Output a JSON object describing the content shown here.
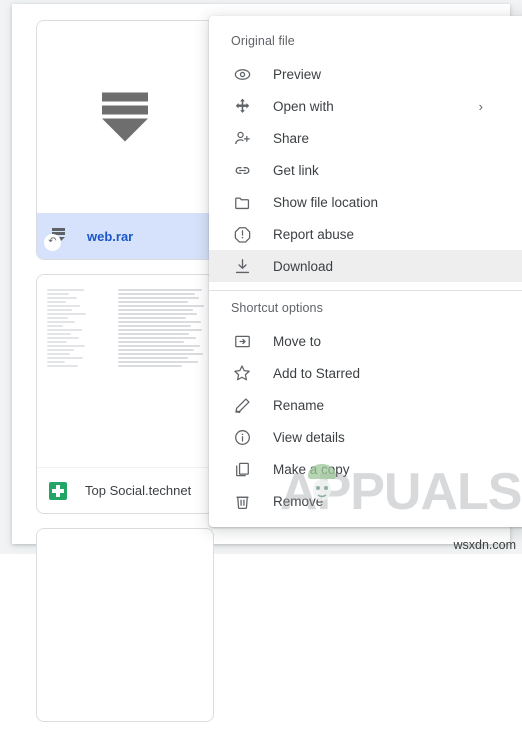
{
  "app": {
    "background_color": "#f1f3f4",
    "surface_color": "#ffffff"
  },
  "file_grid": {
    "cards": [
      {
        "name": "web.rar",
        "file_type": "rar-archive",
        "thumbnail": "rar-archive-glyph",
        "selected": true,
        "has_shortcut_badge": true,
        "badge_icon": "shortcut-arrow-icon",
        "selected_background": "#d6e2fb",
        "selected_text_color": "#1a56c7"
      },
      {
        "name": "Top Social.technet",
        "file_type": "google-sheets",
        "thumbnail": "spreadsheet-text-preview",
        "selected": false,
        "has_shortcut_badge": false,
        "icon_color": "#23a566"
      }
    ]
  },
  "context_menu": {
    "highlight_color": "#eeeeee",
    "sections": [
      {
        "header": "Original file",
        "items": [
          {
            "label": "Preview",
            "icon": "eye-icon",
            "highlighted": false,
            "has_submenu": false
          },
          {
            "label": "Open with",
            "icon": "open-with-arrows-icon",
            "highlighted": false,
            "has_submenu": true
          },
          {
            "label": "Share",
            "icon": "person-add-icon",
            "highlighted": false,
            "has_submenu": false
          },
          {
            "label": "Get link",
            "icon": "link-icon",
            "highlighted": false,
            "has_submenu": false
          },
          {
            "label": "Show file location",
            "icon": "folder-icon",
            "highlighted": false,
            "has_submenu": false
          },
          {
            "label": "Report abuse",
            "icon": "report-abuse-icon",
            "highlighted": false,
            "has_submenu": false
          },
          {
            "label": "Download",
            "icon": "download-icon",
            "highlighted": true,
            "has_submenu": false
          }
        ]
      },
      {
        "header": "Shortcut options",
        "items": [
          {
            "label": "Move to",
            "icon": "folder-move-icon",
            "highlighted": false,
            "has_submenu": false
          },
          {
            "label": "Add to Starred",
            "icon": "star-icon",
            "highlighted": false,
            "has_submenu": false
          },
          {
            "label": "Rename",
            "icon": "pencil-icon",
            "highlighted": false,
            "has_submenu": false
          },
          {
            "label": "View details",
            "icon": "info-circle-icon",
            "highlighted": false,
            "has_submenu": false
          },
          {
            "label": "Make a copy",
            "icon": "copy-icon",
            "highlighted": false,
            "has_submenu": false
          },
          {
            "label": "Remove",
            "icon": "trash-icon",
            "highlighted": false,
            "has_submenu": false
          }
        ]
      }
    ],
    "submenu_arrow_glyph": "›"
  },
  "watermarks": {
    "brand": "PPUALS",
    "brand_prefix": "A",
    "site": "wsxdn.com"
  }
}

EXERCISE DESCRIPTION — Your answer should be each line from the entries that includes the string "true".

WRITTEN SOLUTION —
        "selected": true,
        "has_shortcut_badge": true,
            "has_submenu": true
            "highlighted": true,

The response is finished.